Supplied material:

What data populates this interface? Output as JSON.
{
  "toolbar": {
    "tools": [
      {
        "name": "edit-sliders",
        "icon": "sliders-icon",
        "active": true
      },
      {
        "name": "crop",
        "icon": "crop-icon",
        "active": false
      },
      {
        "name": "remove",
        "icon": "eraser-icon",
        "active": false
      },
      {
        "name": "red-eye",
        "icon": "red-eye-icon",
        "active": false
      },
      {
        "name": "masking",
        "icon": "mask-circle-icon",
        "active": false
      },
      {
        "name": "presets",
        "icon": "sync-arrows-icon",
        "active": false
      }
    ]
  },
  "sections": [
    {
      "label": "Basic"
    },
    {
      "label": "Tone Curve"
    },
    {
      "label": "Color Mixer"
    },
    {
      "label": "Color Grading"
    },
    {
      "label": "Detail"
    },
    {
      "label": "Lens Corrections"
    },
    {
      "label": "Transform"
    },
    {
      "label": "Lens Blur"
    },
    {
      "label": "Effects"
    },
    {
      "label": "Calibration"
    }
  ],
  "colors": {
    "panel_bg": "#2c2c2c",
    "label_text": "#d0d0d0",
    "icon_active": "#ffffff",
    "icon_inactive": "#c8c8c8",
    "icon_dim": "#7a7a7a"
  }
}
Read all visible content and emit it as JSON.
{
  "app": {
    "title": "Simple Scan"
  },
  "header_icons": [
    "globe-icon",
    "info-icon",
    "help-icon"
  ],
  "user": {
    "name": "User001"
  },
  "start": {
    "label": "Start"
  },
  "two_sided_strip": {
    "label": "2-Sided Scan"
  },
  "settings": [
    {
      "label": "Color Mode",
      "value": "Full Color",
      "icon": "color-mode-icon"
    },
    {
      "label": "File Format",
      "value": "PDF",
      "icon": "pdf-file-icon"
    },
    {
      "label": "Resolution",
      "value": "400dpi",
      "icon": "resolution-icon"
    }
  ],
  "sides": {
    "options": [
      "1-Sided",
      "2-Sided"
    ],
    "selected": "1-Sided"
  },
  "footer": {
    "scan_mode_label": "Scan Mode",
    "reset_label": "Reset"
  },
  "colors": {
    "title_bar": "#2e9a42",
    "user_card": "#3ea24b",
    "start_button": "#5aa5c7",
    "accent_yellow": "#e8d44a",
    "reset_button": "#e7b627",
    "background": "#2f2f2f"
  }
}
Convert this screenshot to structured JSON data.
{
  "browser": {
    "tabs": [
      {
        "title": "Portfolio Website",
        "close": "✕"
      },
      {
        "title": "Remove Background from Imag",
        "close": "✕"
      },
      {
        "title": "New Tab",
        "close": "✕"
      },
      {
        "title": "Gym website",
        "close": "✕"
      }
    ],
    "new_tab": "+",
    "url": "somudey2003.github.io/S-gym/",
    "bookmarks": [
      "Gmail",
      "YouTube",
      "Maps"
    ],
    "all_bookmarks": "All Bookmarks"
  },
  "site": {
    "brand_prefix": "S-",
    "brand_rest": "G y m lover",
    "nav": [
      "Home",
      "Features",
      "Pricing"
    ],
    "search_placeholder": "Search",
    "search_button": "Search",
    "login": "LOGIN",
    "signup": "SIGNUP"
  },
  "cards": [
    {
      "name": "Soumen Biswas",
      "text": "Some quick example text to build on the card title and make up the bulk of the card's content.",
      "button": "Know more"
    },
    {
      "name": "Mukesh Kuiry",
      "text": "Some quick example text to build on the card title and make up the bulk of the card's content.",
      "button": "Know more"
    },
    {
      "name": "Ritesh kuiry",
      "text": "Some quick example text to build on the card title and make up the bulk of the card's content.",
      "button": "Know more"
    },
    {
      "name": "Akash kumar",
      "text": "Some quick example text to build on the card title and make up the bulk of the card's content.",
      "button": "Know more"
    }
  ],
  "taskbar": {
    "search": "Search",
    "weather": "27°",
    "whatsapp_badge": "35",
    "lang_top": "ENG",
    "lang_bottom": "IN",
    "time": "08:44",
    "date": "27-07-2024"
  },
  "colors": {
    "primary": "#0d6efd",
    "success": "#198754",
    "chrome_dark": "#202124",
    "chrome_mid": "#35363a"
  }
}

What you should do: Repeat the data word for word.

Output for this exercise:
What data populates this interface? Output as JSON.
{
  "toolbar": {
    "tools": [
      {
        "name": "edit-sliders",
        "icon": "sliders-icon",
        "active": true
      },
      {
        "name": "crop",
        "icon": "crop-icon",
        "active": false
      },
      {
        "name": "remove",
        "icon": "eraser-icon",
        "active": false
      },
      {
        "name": "red-eye",
        "icon": "red-eye-icon",
        "active": false
      },
      {
        "name": "masking",
        "icon": "mask-circle-icon",
        "active": false
      },
      {
        "name": "presets",
        "icon": "sync-arrows-icon",
        "active": false
      }
    ]
  },
  "sections": [
    {
      "label": "Basic"
    },
    {
      "label": "Tone Curve"
    },
    {
      "label": "Color Mixer"
    },
    {
      "label": "Color Grading"
    },
    {
      "label": "Detail"
    },
    {
      "label": "Lens Corrections"
    },
    {
      "label": "Transform"
    },
    {
      "label": "Lens Blur"
    },
    {
      "label": "Effects"
    },
    {
      "label": "Calibration"
    }
  ],
  "colors": {
    "panel_bg": "#2c2c2c",
    "label_text": "#d0d0d0",
    "icon_active": "#ffffff",
    "icon_inactive": "#c8c8c8",
    "icon_dim": "#7a7a7a"
  }
}
Read all visible content and emit it as JSON.
{
  "app": {
    "title": "Simple Scan"
  },
  "header_icons": [
    "globe-icon",
    "info-icon",
    "help-icon"
  ],
  "user": {
    "name": "User001"
  },
  "start": {
    "label": "Start"
  },
  "two_sided_strip": {
    "label": "2-Sided Scan"
  },
  "settings": [
    {
      "label": "Color Mode",
      "value": "Full Color",
      "icon": "color-mode-icon"
    },
    {
      "label": "File Format",
      "value": "PDF",
      "icon": "pdf-file-icon"
    },
    {
      "label": "Resolution",
      "value": "400dpi",
      "icon": "resolution-icon"
    }
  ],
  "sides": {
    "options": [
      "1-Sided",
      "2-Sided"
    ],
    "selected": "1-Sided"
  },
  "footer": {
    "scan_mode_label": "Scan Mode",
    "reset_label": "Reset"
  },
  "colors": {
    "title_bar": "#2e9a42",
    "user_card": "#3ea24b",
    "start_button": "#5aa5c7",
    "accent_yellow": "#e8d44a",
    "reset_button": "#e7b627",
    "background": "#2f2f2f"
  }
}
Convert this screenshot to structured JSON data.
{
  "browser": {
    "tabs": [
      {
        "title": "Portfolio Website",
        "close": "✕"
      },
      {
        "title": "Remove Background from Imag",
        "close": "✕"
      },
      {
        "title": "New Tab",
        "close": "✕"
      },
      {
        "title": "Gym website",
        "close": "✕"
      }
    ],
    "new_tab": "+",
    "url": "somudey2003.github.io/S-gym/",
    "bookmarks": [
      "Gmail",
      "YouTube",
      "Maps"
    ],
    "all_bookmarks": "All Bookmarks"
  },
  "site": {
    "brand_prefix": "S-",
    "brand_rest": "G y m lover",
    "nav": [
      "Home",
      "Features",
      "Pricing"
    ],
    "search_placeholder": "Search",
    "search_button": "Search",
    "login": "LOGIN",
    "signup": "SIGNUP"
  },
  "cards": [
    {
      "name": "Soumen Biswas",
      "text": "Some quick example text to build on the card title and make up the bulk of the card's content.",
      "button": "Know more"
    },
    {
      "name": "Mukesh Kuiry",
      "text": "Some quick example text to build on the card title and make up the bulk of the card's content.",
      "button": "Know more"
    },
    {
      "name": "Ritesh kuiry",
      "text": "Some quick example text to build on the card title and make up the bulk of the card's content.",
      "button": "Know more"
    },
    {
      "name": "Akash kumar",
      "text": "Some quick example text to build on the card title and make up the bulk of the card's content.",
      "button": "Know more"
    }
  ],
  "taskbar": {
    "search": "Search",
    "weather": "27°",
    "whatsapp_badge": "35",
    "lang_top": "ENG",
    "lang_bottom": "IN",
    "time": "08:44",
    "date": "27-07-2024"
  },
  "colors": {
    "primary": "#0d6efd",
    "success": "#198754",
    "chrome_dark": "#202124",
    "chrome_mid": "#35363a"
  }
}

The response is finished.